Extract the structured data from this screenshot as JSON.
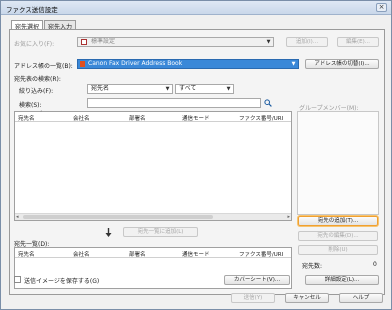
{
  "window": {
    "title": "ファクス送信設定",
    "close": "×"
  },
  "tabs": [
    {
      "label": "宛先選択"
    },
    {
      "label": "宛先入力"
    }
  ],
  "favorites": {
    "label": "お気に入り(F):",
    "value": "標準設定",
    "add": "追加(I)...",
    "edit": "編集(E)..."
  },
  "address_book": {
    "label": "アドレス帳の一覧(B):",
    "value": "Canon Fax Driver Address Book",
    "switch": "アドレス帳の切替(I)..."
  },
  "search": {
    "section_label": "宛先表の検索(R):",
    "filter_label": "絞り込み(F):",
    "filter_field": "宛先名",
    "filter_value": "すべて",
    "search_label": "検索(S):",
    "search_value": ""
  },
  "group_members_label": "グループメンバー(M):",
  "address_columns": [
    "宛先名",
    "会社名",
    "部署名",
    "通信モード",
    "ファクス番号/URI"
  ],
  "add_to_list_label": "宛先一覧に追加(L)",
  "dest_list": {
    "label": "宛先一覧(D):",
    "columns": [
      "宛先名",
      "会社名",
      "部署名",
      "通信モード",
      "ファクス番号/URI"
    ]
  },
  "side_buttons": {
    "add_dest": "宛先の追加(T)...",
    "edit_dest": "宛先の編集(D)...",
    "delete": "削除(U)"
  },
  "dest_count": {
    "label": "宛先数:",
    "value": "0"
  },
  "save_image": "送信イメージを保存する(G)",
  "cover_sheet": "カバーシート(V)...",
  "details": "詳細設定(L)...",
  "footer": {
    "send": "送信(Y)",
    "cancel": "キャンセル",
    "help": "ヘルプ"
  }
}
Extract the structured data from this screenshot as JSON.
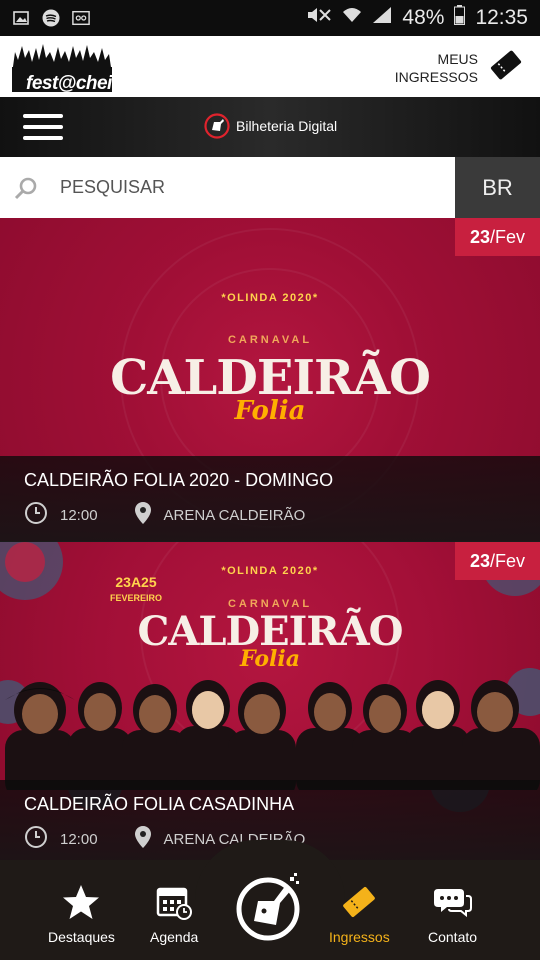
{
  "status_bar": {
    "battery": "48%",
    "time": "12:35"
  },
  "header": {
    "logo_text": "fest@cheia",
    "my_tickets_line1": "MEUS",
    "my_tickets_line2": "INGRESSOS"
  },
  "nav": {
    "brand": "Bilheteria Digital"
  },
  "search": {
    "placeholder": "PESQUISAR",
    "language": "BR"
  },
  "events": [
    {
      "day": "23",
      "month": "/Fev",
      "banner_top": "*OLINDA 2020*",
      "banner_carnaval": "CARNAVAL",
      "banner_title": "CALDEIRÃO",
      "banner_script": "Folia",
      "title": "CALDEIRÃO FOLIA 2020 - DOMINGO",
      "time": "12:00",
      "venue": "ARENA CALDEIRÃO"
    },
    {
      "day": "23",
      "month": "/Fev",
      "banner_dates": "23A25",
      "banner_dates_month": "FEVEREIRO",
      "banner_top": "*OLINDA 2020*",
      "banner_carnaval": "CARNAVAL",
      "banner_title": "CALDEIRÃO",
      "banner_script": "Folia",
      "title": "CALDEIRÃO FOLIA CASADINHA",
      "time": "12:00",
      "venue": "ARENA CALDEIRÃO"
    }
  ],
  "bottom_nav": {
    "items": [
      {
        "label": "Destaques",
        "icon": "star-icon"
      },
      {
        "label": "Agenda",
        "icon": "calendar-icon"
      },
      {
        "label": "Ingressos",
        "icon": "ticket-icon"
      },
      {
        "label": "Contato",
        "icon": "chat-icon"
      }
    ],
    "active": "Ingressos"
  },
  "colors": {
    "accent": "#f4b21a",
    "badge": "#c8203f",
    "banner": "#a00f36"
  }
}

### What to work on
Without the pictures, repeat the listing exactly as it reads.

### Task response
Extract the structured data from this screenshot as JSON.
{
  "window": {
    "title": "ファクス送信設定",
    "close": "×"
  },
  "tabs": [
    {
      "label": "宛先選択"
    },
    {
      "label": "宛先入力"
    }
  ],
  "favorites": {
    "label": "お気に入り(F):",
    "value": "標準設定",
    "add": "追加(I)...",
    "edit": "編集(E)..."
  },
  "address_book": {
    "label": "アドレス帳の一覧(B):",
    "value": "Canon Fax Driver Address Book",
    "switch": "アドレス帳の切替(I)..."
  },
  "search": {
    "section_label": "宛先表の検索(R):",
    "filter_label": "絞り込み(F):",
    "filter_field": "宛先名",
    "filter_value": "すべて",
    "search_label": "検索(S):",
    "search_value": ""
  },
  "group_members_label": "グループメンバー(M):",
  "address_columns": [
    "宛先名",
    "会社名",
    "部署名",
    "通信モード",
    "ファクス番号/URI"
  ],
  "add_to_list_label": "宛先一覧に追加(L)",
  "dest_list": {
    "label": "宛先一覧(D):",
    "columns": [
      "宛先名",
      "会社名",
      "部署名",
      "通信モード",
      "ファクス番号/URI"
    ]
  },
  "side_buttons": {
    "add_dest": "宛先の追加(T)...",
    "edit_dest": "宛先の編集(D)...",
    "delete": "削除(U)"
  },
  "dest_count": {
    "label": "宛先数:",
    "value": "0"
  },
  "save_image": "送信イメージを保存する(G)",
  "cover_sheet": "カバーシート(V)...",
  "details": "詳細設定(L)...",
  "footer": {
    "send": "送信(Y)",
    "cancel": "キャンセル",
    "help": "ヘルプ"
  }
}
Extract the structured data from this screenshot as JSON.
{
  "status_bar": {
    "battery": "48%",
    "time": "12:35"
  },
  "header": {
    "logo_text": "fest@cheia",
    "my_tickets_line1": "MEUS",
    "my_tickets_line2": "INGRESSOS"
  },
  "nav": {
    "brand": "Bilheteria Digital"
  },
  "search": {
    "placeholder": "PESQUISAR",
    "language": "BR"
  },
  "events": [
    {
      "day": "23",
      "month": "/Fev",
      "banner_top": "*OLINDA 2020*",
      "banner_carnaval": "CARNAVAL",
      "banner_title": "CALDEIRÃO",
      "banner_script": "Folia",
      "title": "CALDEIRÃO FOLIA 2020 - DOMINGO",
      "time": "12:00",
      "venue": "ARENA CALDEIRÃO"
    },
    {
      "day": "23",
      "month": "/Fev",
      "banner_dates": "23A25",
      "banner_dates_month": "FEVEREIRO",
      "banner_top": "*OLINDA 2020*",
      "banner_carnaval": "CARNAVAL",
      "banner_title": "CALDEIRÃO",
      "banner_script": "Folia",
      "title": "CALDEIRÃO FOLIA CASADINHA",
      "time": "12:00",
      "venue": "ARENA CALDEIRÃO"
    }
  ],
  "bottom_nav": {
    "items": [
      {
        "label": "Destaques",
        "icon": "star-icon"
      },
      {
        "label": "Agenda",
        "icon": "calendar-icon"
      },
      {
        "label": "Ingressos",
        "icon": "ticket-icon"
      },
      {
        "label": "Contato",
        "icon": "chat-icon"
      }
    ],
    "active": "Ingressos"
  },
  "colors": {
    "accent": "#f4b21a",
    "badge": "#c8203f",
    "banner": "#a00f36"
  }
}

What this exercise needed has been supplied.